“This tool may prevent the distress of the family and the suffering of the patient by giving them information. This is about empowering the patient to make an informed decision with their doctor, about their preferred time to discontinue aggressive treatments and where they prefer to die. And it’s empowering the doctor to be more confident about their prognosis.”

CriSTAL will be trialled at a number of hospitals across Australia and overseas as the research team fine-tunes its metrics with a view to determining if the tool is useful and accurate enough to be used routinely.

A study describing CriSTAL was published in BMJ Supportive & Palliative Care in January. It was welcomed by clinicians in Australia but met with fierce criticism in the US where opponents dubbed it a ‘death test’ that could be used to deny patients insurance or treatment.

Cardona-Morrell says the point of the study was to generate debate within the community but she never anticipated such a firestorm.

“I think it’s because many people didn’t have the courage to talk about it openly before,” she says.

“We understand it is a very emotional subject for everybody – nobody wants to lose a relative and you want to feel that you did everything within your reach.
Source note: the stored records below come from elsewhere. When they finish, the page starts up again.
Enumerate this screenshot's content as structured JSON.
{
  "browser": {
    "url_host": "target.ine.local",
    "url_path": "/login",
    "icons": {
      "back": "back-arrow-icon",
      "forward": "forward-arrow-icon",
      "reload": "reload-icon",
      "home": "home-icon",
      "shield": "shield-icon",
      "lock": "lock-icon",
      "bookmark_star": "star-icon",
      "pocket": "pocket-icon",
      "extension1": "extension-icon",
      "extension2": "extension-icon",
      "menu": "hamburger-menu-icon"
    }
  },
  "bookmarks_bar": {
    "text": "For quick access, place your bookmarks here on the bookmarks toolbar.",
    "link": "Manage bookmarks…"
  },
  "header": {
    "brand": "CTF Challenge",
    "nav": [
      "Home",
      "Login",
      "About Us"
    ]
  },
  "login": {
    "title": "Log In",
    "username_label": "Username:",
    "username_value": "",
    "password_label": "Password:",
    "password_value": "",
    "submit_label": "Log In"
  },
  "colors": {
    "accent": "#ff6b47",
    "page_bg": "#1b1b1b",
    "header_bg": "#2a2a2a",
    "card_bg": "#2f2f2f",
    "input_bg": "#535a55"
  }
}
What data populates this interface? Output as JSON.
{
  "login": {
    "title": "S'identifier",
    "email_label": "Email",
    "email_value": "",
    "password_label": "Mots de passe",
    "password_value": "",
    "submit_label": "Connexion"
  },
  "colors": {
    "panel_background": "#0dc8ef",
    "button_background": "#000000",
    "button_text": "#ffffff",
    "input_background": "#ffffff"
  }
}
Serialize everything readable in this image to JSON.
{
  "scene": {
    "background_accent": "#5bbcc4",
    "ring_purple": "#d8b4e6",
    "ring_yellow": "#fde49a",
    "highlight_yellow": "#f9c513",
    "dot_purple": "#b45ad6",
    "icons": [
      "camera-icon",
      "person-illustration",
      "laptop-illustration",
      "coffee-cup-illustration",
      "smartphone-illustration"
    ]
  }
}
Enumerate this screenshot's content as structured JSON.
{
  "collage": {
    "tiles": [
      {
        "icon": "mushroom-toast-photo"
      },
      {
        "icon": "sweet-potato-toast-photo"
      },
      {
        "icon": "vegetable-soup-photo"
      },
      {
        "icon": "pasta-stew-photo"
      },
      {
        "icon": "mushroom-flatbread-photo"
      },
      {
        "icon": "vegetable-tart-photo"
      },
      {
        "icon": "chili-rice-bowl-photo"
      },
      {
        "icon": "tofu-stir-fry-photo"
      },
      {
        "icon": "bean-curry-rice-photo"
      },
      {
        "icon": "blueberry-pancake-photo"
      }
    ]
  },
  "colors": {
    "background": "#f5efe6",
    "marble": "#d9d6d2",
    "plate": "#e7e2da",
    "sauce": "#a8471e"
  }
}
But at some point we have to accept that they’re old, they have limited reserve in their organs, they have advanced chronic illnesses, they’re frail and they aren’t going to survive.”

It’s an issue that has touched both doctors personally.

Cardona-Morrell’s father died at home from a terminal illness after refusing to return to hospital, a decision she supported but which divided her extended family.

Hillman had the opposite experience with his mother, who died aged 86.

“She was scoring maximally according to the CriSTAL project but I still went along with the increasing hospitalisations, because I was a son, not a doctor,” he says.

“It wasn’t until a geriatrician said, ‘Look, what we’re doing is madness, your mum’s really suffering’, that there was this huge relief – but of course it had to come from him.”

Hillman is a pioneering figure in intensive care. He is the architect of a system known as the Medical Emergency Team (MET), a high-tech, specially trained taskforce that responds to deterioration and cardiac arrests in hospital.

Since its introduction in 1994, the MET has reduced mortality and saved thousands of lives. It has been exported worldwide.

Despite the end-of-life controversy, Hillman feels there is an inevitability around more openness on death. He believes the baby boomer generation will drive the dying process out of hospitals in the same way they reclaimed childbirth.

“We need to overcome our own reluctance to talk about death. It’s important to people who want to know,” he says.

The CriSTAL parameters

The patient is 65 years or older

  • AND admitted via the emergency department
  • AND exhibiting two or more signs of severe deterioration of vital signs
  • AND has personal history of at least one active advanced chronic illness
  • AND/OR evidence of frailty


  • evidence of cognitive impairment
  • hospitalisations in the past year
  • repeat admission to ICU at previous hospitalisation/s
  • is a nursing home resident or in supported accommodation
  • has protein in urine on a spot test
  • has abnormal ECG